Read more about Hewlett-Packard.

Who's the daddy? Anna Nicole Smith's lawyer, Howard K. Stern, told CNN's Larry King that Stern is the father of her newborn daughter. Smith's former boyfriend, celebrity photographer Larry Birkhead, insists that he's the real father. Meanwhile, pathology tests revealed that Smith's 20-year-old son Daniel died of a combination of methadone and two anti-depressants.

Writing on Pink Is the New Blog, celebrity-news blogger Trent Vanegas questioned Stern's motives: "Anna Nicole became prime shark bait as soon as her rich husband died and I knew it would be just a matter of time before her lawyer sunk his teeth into her.
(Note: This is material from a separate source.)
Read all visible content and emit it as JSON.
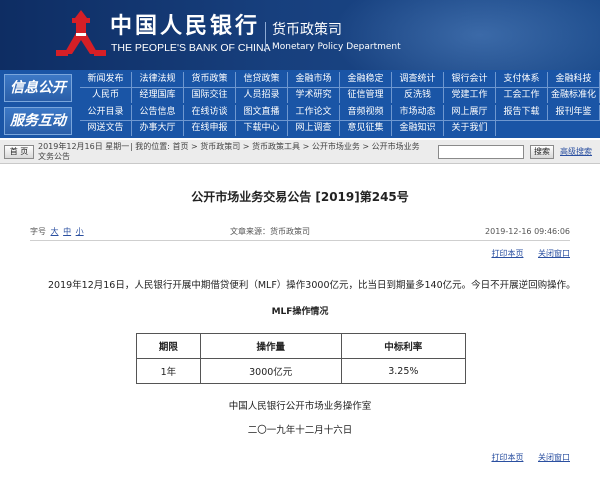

So gross!"

Gawker mocked pathologist Cyril Wecht's statement that a "classical" combination of methadone, Lexapro, and Zoloft caused Daniel Smith's death: " 'Classical?' Does that make our Wellbutrin, Adderall and Ortho Tri-Cyclen combination 'post-modern?' "

Gossip blogger Perez Hilton noted, "This tale continues to get sadder and stranger!"

Read more about Anna Nicole Smith.